"Just because you're a journalist you are not exempted from assassination, if you're a son of a bitch," Duterte said when asked how he would address the problem of media killings in the Philippines after a reporter was shot dead in Manila last week.

The Philippines is one of the most dangerous nations in the world for journalists, with 174 murdered since a chaotic and corruption-plagued democracy replaced the dictatorship of Ferdinand Marcos three decades ago.

"Most of those killed, to be frank, have done something. You won't be killed if you don't do anything wrong," Duterte said, adding that many journalists in the Philippines were corrupt.

Duterte also said freedom of expression provisions in the constitution did not necessarily protect a person from violent repercussions for defamation.

"That can't be just freedom of speech. The constitution can no longer help you if you disrespect a person," he said.

Duterte raised the case of Jun Pala, a journalist and politician who was murdered in Davao in 2003. Gunmen on a motorcycle shot dead Pala, who was a vocal critic of Duterte. His murder has never been solved.

"If you are an upright journalist, nothing will happen to you," said Duterte, who has ruled Davao as mayor for most of the past two decades and is accused of links to vigilante death squads.

"The example here is Pala. I do not want to diminish his memory but he is a rotten son of a bitch.
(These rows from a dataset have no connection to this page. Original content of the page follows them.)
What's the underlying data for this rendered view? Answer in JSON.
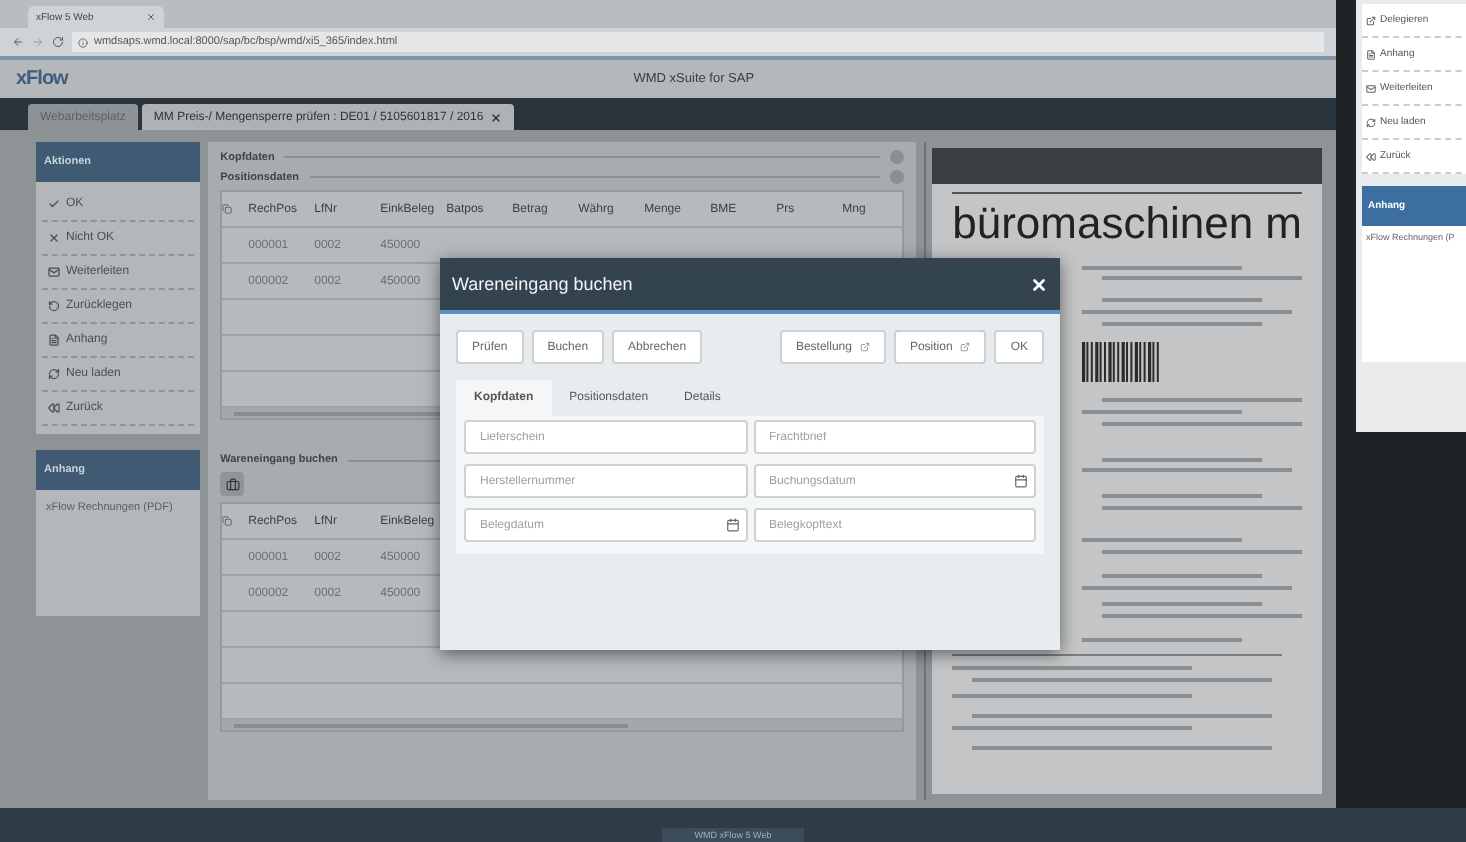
{
  "browser": {
    "tab": "xFlow 5 Web",
    "url": "wmdsaps.wmd.local:8000/sap/bc/bsp/wmd/xi5_365/index.html"
  },
  "app": {
    "logo": "xFlow",
    "title": "WMD xSuite for SAP"
  },
  "tabs": [
    {
      "label": "Webarbeitsplatz",
      "selected": false
    },
    {
      "label": "MM Preis-/ Mengensperre prüfen : DE01 / 5105601817 / 2016",
      "selected": true
    }
  ],
  "sidebar": {
    "actions": {
      "title": "Aktionen",
      "items": [
        {
          "kind": "check",
          "label": "OK"
        },
        {
          "kind": "cross",
          "label": "Nicht OK"
        },
        {
          "kind": "mail",
          "label": "Weiterleiten"
        },
        {
          "kind": "undo",
          "label": "Zurücklegen"
        },
        {
          "kind": "file",
          "label": "Anhang"
        },
        {
          "kind": "refresh",
          "label": "Neu laden"
        },
        {
          "kind": "back",
          "label": "Zurück"
        }
      ]
    },
    "attachments": {
      "title": "Anhang",
      "items": [
        "xFlow Rechnungen (PDF)"
      ]
    }
  },
  "content": {
    "header_section": "Kopfdaten",
    "positions_section": "Positionsdaten",
    "positions_table": {
      "columns": [
        "RechPos",
        "LfNr",
        "EinkBeleg",
        "Batpos",
        "Betrag",
        "Währg",
        "Menge",
        "BME",
        "Prs",
        "Mng"
      ],
      "rows": [
        [
          "000001",
          "0002",
          "450000"
        ],
        [
          "000002",
          "0002",
          "450000"
        ]
      ]
    },
    "goods_receipt": {
      "title": "Wareneingang buchen",
      "columns": [
        "RechPos",
        "LfNr",
        "EinkBeleg"
      ],
      "rows": [
        [
          "000001",
          "0002",
          "450000"
        ],
        [
          "000002",
          "0002",
          "450000"
        ]
      ]
    }
  },
  "preview": {
    "heading": "büromaschinen m"
  },
  "second_window": {
    "items": [
      {
        "kind": "delegate",
        "label": "Delegieren"
      },
      {
        "kind": "file",
        "label": "Anhang"
      },
      {
        "kind": "mail",
        "label": "Weiterleiten"
      },
      {
        "kind": "refresh",
        "label": "Neu laden"
      },
      {
        "kind": "back",
        "label": "Zurück"
      }
    ],
    "attachments": {
      "title": "Anhang",
      "items": [
        "xFlow Rechnungen (P"
      ]
    }
  },
  "dialog": {
    "title": "Wareneingang buchen",
    "buttons": [
      {
        "label": "Prüfen",
        "kind": "action"
      },
      {
        "label": "Buchen",
        "kind": "action"
      },
      {
        "label": "Abbrechen",
        "kind": "action"
      },
      {
        "label": "Bestellung",
        "kind": "link"
      },
      {
        "label": "Position",
        "kind": "link"
      },
      {
        "label": "OK",
        "kind": "action"
      }
    ],
    "tabs": [
      {
        "label": "Kopfdaten",
        "selected": true
      },
      {
        "label": "Positionsdaten",
        "selected": false
      },
      {
        "label": "Details",
        "selected": false
      }
    ],
    "fields": [
      {
        "placeholder": "Lieferschein",
        "kind": "text"
      },
      {
        "placeholder": "Frachtbrief",
        "kind": "text"
      },
      {
        "placeholder": "Herstellernummer",
        "kind": "text"
      },
      {
        "placeholder": "Buchungsdatum",
        "kind": "date"
      },
      {
        "placeholder": "Belegdatum",
        "kind": "date"
      },
      {
        "placeholder": "Belegkopftext",
        "kind": "text"
      }
    ]
  },
  "taskbar": {
    "label": "WMD xFlow 5 Web"
  }
}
He deserved it."

Duterte, who will assume office on June 30, also said he would offer bounties to law enforcement officers who killed drug traffickers.

He said three million pesos ($21,000) would be paid to law enforcers for killing drug lords, with lesser amounts for lower-ranking people in drug syndicates.

AFP